- Task to complete: Across the entries, how many lines have the string "this" in them? Reply with only a number.

Records contained in a dataset:
----

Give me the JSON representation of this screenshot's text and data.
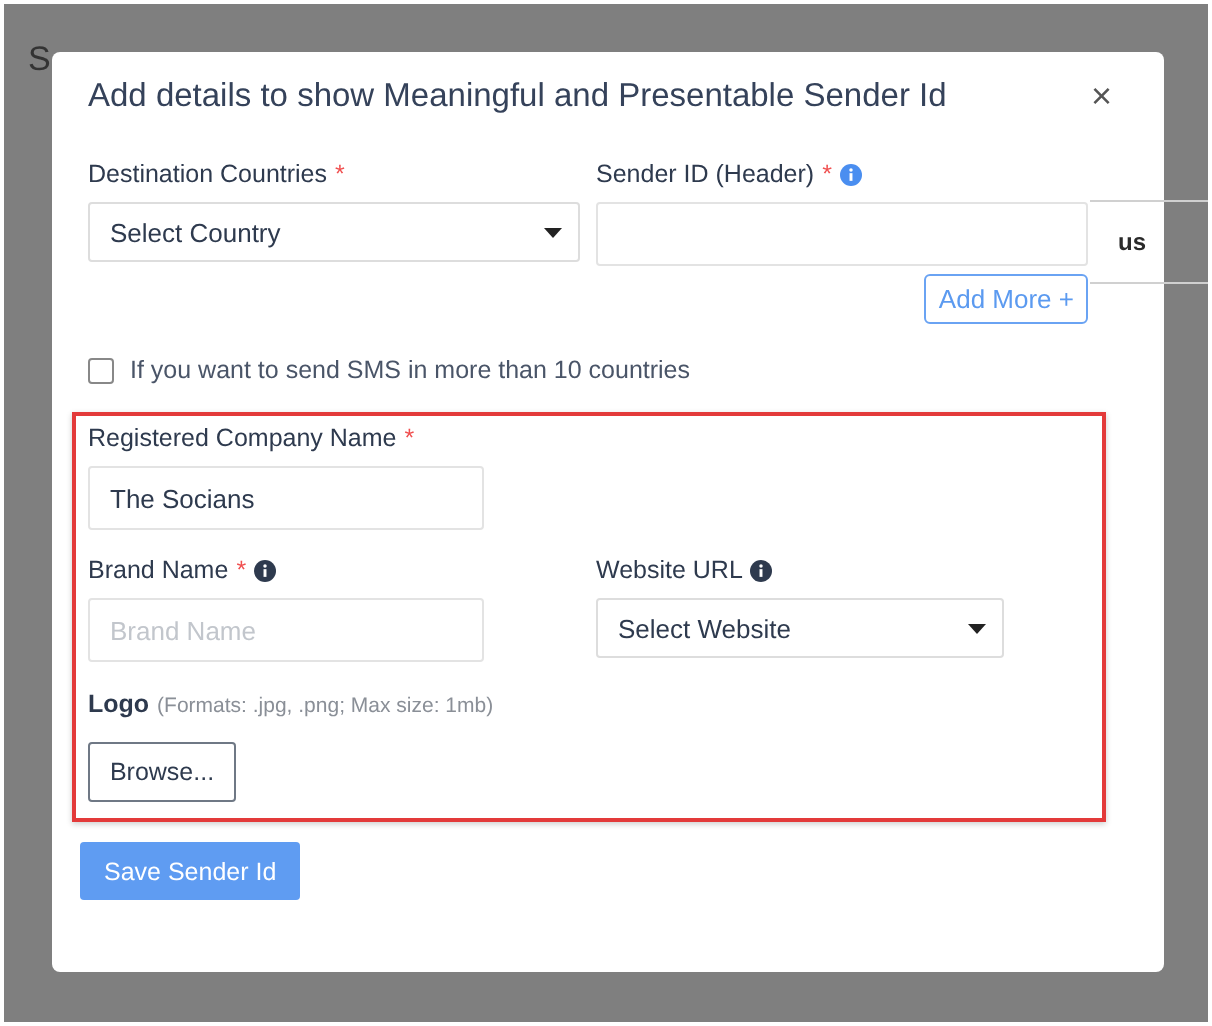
{
  "background": {
    "title": "S",
    "column_fragment": "us"
  },
  "dialog": {
    "title": "Add details to show Meaningful and Presentable Sender Id",
    "close": "×",
    "destination": {
      "label": "Destination Countries",
      "required": "*",
      "value": "Select Country"
    },
    "sender_id": {
      "label": "Sender ID (Header)",
      "required": "*"
    },
    "add_more": "Add More +",
    "multi_country": {
      "label": "If you want to send SMS in more than 10 countries",
      "checked": false
    },
    "company": {
      "label": "Registered Company Name",
      "required": "*",
      "value": "The Socians"
    },
    "brand": {
      "label": "Brand Name",
      "required": "*",
      "placeholder": "Brand Name"
    },
    "website": {
      "label": "Website URL",
      "value": "Select Website"
    },
    "logo": {
      "label": "Logo",
      "hint": "(Formats: .jpg, .png; Max size: 1mb)",
      "button": "Browse..."
    },
    "save": "Save Sender Id"
  }
}
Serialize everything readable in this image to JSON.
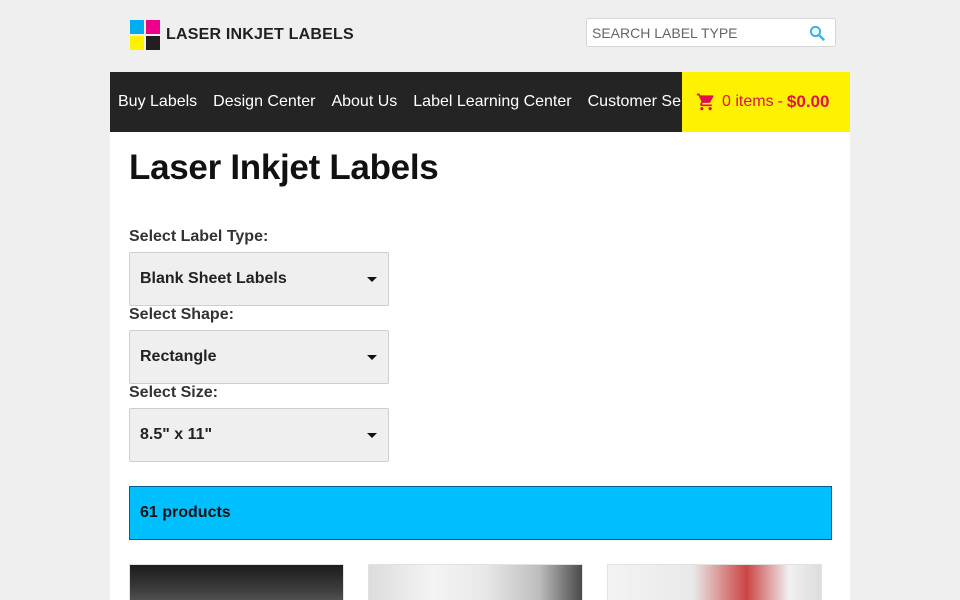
{
  "brand": {
    "name": "LASER INKJET LABELS"
  },
  "search": {
    "placeholder": "SEARCH LABEL TYPE",
    "value": ""
  },
  "nav": {
    "items": [
      {
        "label": "Buy Labels"
      },
      {
        "label": "Design Center"
      },
      {
        "label": "About Us"
      },
      {
        "label": "Label Learning Center"
      },
      {
        "label": "Customer Service"
      }
    ]
  },
  "cart": {
    "count_label": "0 items",
    "separator": "-",
    "total": "$0.00"
  },
  "page": {
    "title": "Laser Inkjet Labels"
  },
  "filters": {
    "label_type": {
      "label": "Select Label Type:",
      "value": "Blank Sheet Labels"
    },
    "shape": {
      "label": "Select Shape:",
      "value": "Rectangle"
    },
    "size": {
      "label": "Select Size:",
      "value": "8.5\" x 11\""
    }
  },
  "results": {
    "count_label": "61 products"
  },
  "colors": {
    "nav_bg": "#252424",
    "cart_bg": "#fff200",
    "cart_text": "#e0104a",
    "count_bar_bg": "#00bfff"
  }
}
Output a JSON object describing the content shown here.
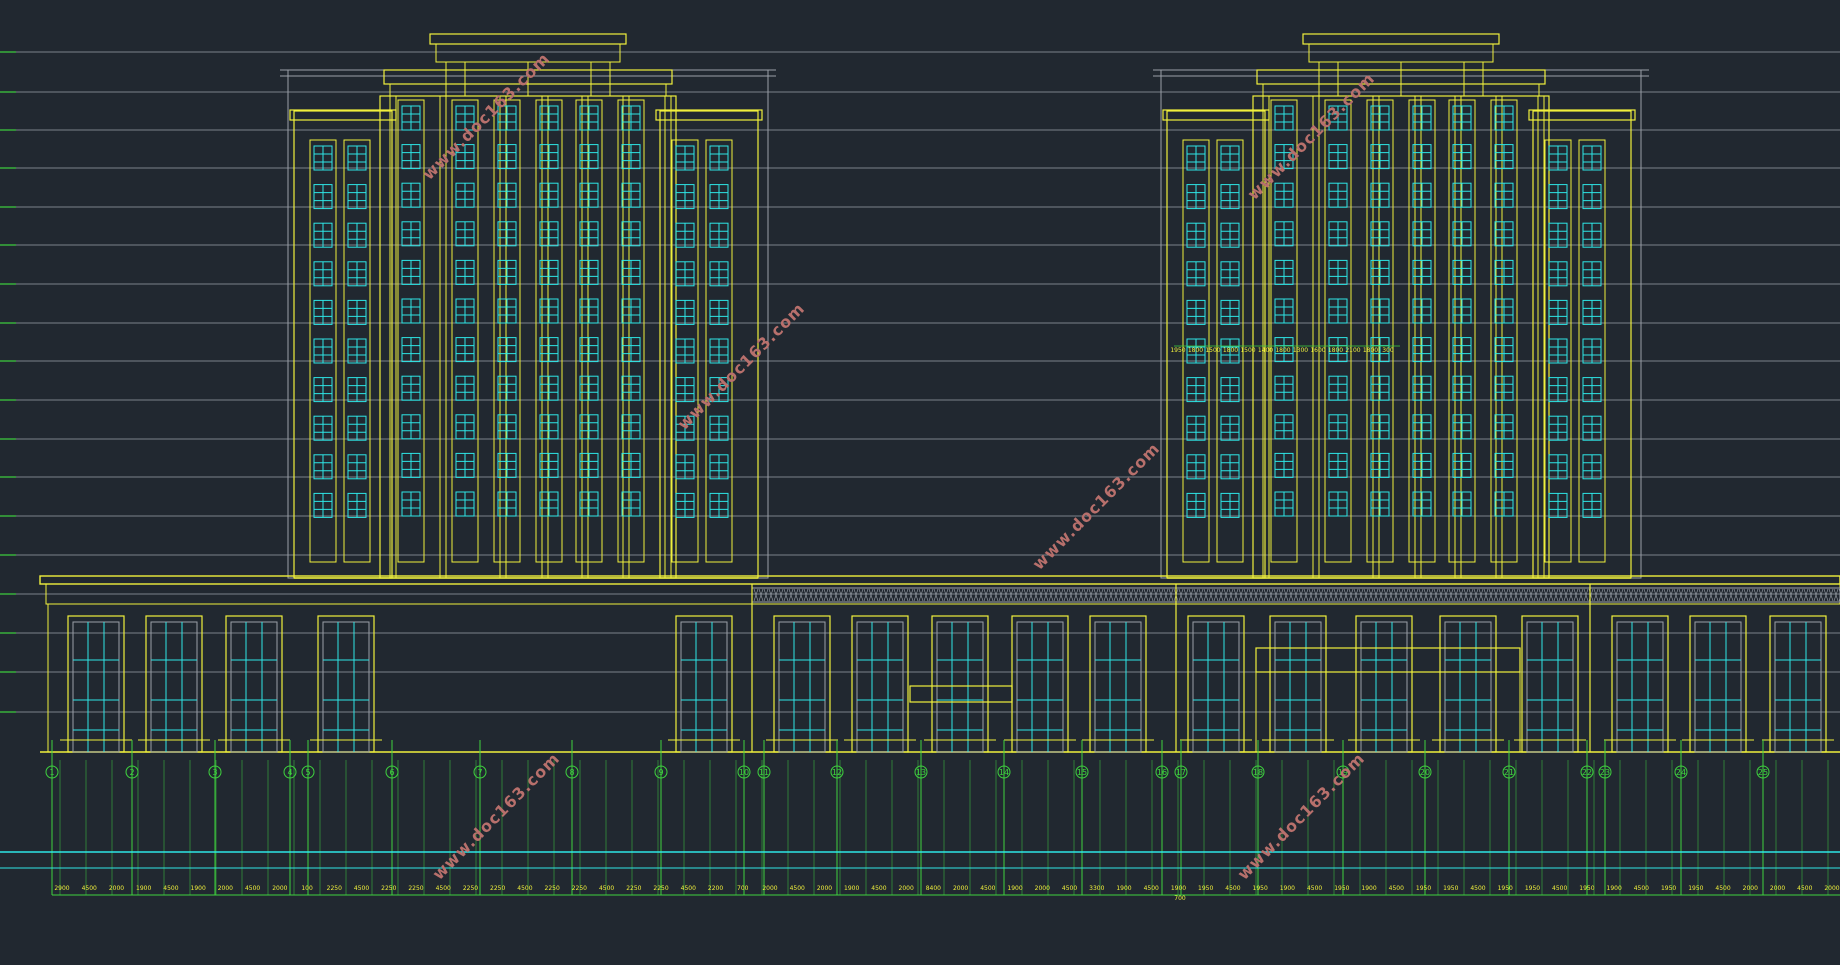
{
  "drawing": {
    "type": "architectural-elevation",
    "watermarks": [
      "www.doc163.com",
      "www.doc163.com",
      "www.doc163.com",
      "www.doc163.com",
      "www.doc163.com",
      "www.doc163.com",
      "www.doc163.com"
    ],
    "axis_labels": [
      "1",
      "2",
      "3",
      "4",
      "5",
      "6",
      "7",
      "8",
      "9",
      "10",
      "11",
      "12",
      "13",
      "14",
      "15",
      "16",
      "17",
      "18",
      "19",
      "20",
      "21",
      "22",
      "23",
      "24",
      "25"
    ],
    "bottom_dims": [
      "2900",
      "4500",
      "2000",
      "1900",
      "4500",
      "1900",
      "2000",
      "4500",
      "2000",
      "100",
      "2250",
      "4500",
      "2250",
      "2250",
      "4500",
      "2250",
      "2250",
      "4500",
      "2250",
      "2250",
      "4500",
      "2250",
      "2250",
      "4500",
      "2200",
      "700",
      "2000",
      "4500",
      "2000",
      "1900",
      "4500",
      "2000",
      "8400",
      "2000",
      "4500",
      "1900",
      "2000",
      "4500",
      "3300",
      "1900",
      "4500",
      "1900",
      "1950",
      "4500",
      "1950",
      "1900",
      "4500",
      "1950",
      "1900",
      "4500",
      "1950",
      "1950",
      "4500",
      "1950",
      "1950",
      "4500",
      "1950",
      "1900",
      "4500",
      "1950",
      "1950",
      "4500",
      "2000",
      "2000",
      "4500",
      "2000"
    ],
    "center_dim": "700",
    "right_tower_dims": [
      "1950",
      "1800",
      "1500",
      "1800",
      "1500",
      "1400",
      "1800",
      "1300",
      "1600",
      "1800",
      "2100",
      "1800",
      "300"
    ],
    "colors": {
      "background": "#212830",
      "outline": "#f0f03c",
      "glazing": "#2ee6e6",
      "grid": "#9aa0a8",
      "axis": "#3ed23e",
      "dim_text": "#f0f03c",
      "watermark": "#b8706c"
    }
  }
}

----

- Exercise solution: 2